Horn’s complex structure comprising individual components evokes the Zwinger’s eventful history. It was constructed between 1528 and 1536 as part of the city’s fortifications, in the 18th century it was used as a prison, before serving as an emergency shelter in the wake of the First World War. Ultimately it was taken over by the Nazis, intermittently accommodating the Hitler Youth, before from 1943 onwards being the site for numerous Gestapo executions of prisoners of war. As a result of extensive bomb damage, the Zwinger was sealed up with bricks in 1945, its inaccessibility enabling a natural habitat to thrive within it. Even 40 years later, in the 1980s, the Zwinger concealed an unspoiled wilderness within. Concert in Reverse is an intervention and staging of ciphers, addressing the ruin’s history, supplying additional perspectives that both expand it and provide opportunities for individual experiences.

Fragments of the former windowless dungeons exist in the Zwinger’s basement vaults even today, whilst on the ground floor the outer walls feature narrow recesses. Red grave candles have been placed in these niches, and mechanical hammers attached to the inner walls at varying heights, generating a continuous knocking. A strong contrast to this sound space is established by the brightly lit but nevertheless enclosed inner courtyard that follows, the layout of the former prison cells still identifiable from its walls. From the middle of the space a glass funnel is suspended within a strutted construction. Every 20 seconds a drop falls into a basin let into the floor, breaking the water’s surface and causing ripples. “The circular ripples subside into a black mirror, until the next drop signals a ‘reverse concert’. A pair of earthbound snakes follow the comings and goings as the months pass,” is how the artist describes her installation.2 The pair of snakes that were to be kept in a terrarium on the upper floor, were replaced in 1987 by two curved steel arms that slowly move towards each other. Another rather fragile installation is located close to the stairs on the upper floor, its two steel struts holding a goose egg.

Anna-Lena Treese

1 Gail Kirkpatrick, Die Zwingerruine als Schauplatz zeitgenössischer Kunst.
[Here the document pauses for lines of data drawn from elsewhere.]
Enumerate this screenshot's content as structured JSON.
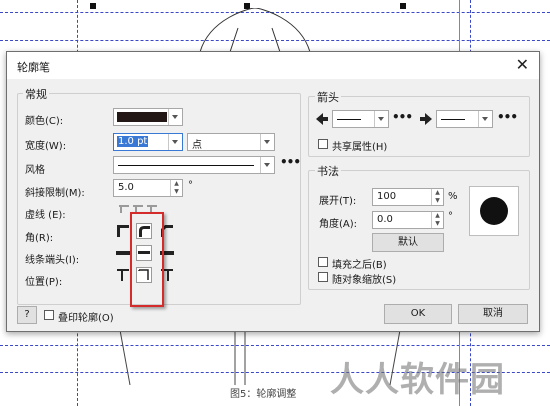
{
  "dialog": {
    "title": "轮廓笔",
    "close": "✕",
    "general": {
      "heading": "常规",
      "color_label": "颜色(C):",
      "color_value": "#231815",
      "width_label": "宽度(W):",
      "width_value": "1.0 pt",
      "width_unit": "点",
      "style_label": "风格",
      "miter_label": "斜接限制(M):",
      "miter_value": "5.0",
      "miter_unit": "°",
      "dash_label": "虚线 (E):",
      "corner_label": "角(R):",
      "cap_label": "线条端头(I):",
      "position_label": "位置(P):"
    },
    "arrows": {
      "heading": "箭头",
      "share_label": "共享属性(H)"
    },
    "calligraphy": {
      "heading": "书法",
      "stretch_label": "展开(T):",
      "stretch_value": "100",
      "stretch_unit": "%",
      "angle_label": "角度(A):",
      "angle_value": "0.0",
      "angle_unit": "°",
      "default_button": "默认",
      "fill_behind_label": "填充之后(B)",
      "scale_label": "随对象缩放(S)"
    },
    "footer": {
      "help": "?",
      "overprint_label": "叠印轮廓(O)",
      "ok": "OK",
      "cancel": "取消"
    }
  },
  "caption": "图5：轮廓调整",
  "watermark": "人人软件园",
  "highlight_color": "#d42b2b"
}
In: Der Zwinger in Münster (1528 – 1732 – 1945 – 1997) und “Das gegenläufige Konzert” von Rebecca Horn, publ. by the City of Münster, Cologne 2003, 39–53, here 48, 52.

2 Rebecca Horn, Das gegenläufige Konzert. Installationsbeschreibung. In: Klaus Bußmann and Kasper König (eds.), Skulptur Projekte in Münster 1987, exhib. cat.: Westfälisches Landesmuseum für Kunst und Kulturgeschichte, Münster, Cologne 1987, 136.


  • Still existing / Public Collection
  • Removed
  • In the museum